TASK TO CARRY OUT -> Every line of the data must appear again in the answer, exactly as written.

╭──

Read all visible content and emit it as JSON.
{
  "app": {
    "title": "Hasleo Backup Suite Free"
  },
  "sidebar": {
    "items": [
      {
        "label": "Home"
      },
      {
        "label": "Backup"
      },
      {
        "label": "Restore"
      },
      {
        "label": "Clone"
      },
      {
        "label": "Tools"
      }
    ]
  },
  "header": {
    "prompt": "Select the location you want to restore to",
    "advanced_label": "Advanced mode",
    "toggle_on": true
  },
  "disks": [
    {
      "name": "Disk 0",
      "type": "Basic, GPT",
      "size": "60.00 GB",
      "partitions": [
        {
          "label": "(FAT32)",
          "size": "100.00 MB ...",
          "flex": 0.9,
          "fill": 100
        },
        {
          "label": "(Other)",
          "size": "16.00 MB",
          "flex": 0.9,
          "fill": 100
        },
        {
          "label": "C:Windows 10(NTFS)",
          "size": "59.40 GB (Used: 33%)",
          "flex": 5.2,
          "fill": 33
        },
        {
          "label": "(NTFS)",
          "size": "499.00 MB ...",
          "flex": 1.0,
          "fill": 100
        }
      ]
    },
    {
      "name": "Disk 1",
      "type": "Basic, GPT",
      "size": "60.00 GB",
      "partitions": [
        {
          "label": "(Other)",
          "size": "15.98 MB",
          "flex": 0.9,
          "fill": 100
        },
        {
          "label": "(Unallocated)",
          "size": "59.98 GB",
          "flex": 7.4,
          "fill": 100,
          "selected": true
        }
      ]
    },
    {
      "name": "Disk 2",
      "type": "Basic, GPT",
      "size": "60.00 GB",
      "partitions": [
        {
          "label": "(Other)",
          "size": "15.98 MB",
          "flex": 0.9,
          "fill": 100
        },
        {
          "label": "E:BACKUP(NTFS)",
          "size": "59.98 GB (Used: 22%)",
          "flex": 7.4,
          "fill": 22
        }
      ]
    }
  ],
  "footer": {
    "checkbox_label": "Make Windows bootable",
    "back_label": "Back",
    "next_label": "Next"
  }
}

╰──

YOUR SOLUTION ->
Read all visible content and emit it as JSON.
{
  "app": {
    "title": "Hasleo Backup Suite Free"
  },
  "sidebar": {
    "items": [
      {
        "label": "Home"
      },
      {
        "label": "Backup"
      },
      {
        "label": "Restore"
      },
      {
        "label": "Clone"
      },
      {
        "label": "Tools"
      }
    ]
  },
  "header": {
    "prompt": "Select the location you want to restore to",
    "advanced_label": "Advanced mode",
    "toggle_on": true
  },
  "disks": [
    {
      "name": "Disk 0",
      "type": "Basic, GPT",
      "size": "60.00 GB",
      "partitions": [
        {
          "label": "(FAT32)",
          "size": "100.00 MB ...",
          "flex": 0.9,
          "fill": 100
        },
        {
          "label": "(Other)",
          "size": "16.00 MB",
          "flex": 0.9,
          "fill": 100
        },
        {
          "label": "C:Windows 10(NTFS)",
          "size": "59.40 GB (Used: 33%)",
          "flex": 5.2,
          "fill": 33
        },
        {
          "label": "(NTFS)",
          "size": "499.00 MB ...",
          "flex": 1.0,
          "fill": 100
        }
      ]
    },
    {
      "name": "Disk 1",
      "type": "Basic, GPT",
      "size": "60.00 GB",
      "partitions": [
        {
          "label": "(Other)",
          "size": "15.98 MB",
          "flex": 0.9,
          "fill": 100
        },
        {
          "label": "(Unallocated)",
          "size": "59.98 GB",
          "flex": 7.4,
          "fill": 100,
          "selected": true
        }
      ]
    },
    {
      "name": "Disk 2",
      "type": "Basic, GPT",
      "size": "60.00 GB",
      "partitions": [
        {
          "label": "(Other)",
          "size": "15.98 MB",
          "flex": 0.9,
          "fill": 100
        },
        {
          "label": "E:BACKUP(NTFS)",
          "size": "59.98 GB (Used: 22%)",
          "flex": 7.4,
          "fill": 22
        }
      ]
    }
  ],
  "footer": {
    "checkbox_label": "Make Windows bootable",
    "back_label": "Back",
    "next_label": "Next"
  }
}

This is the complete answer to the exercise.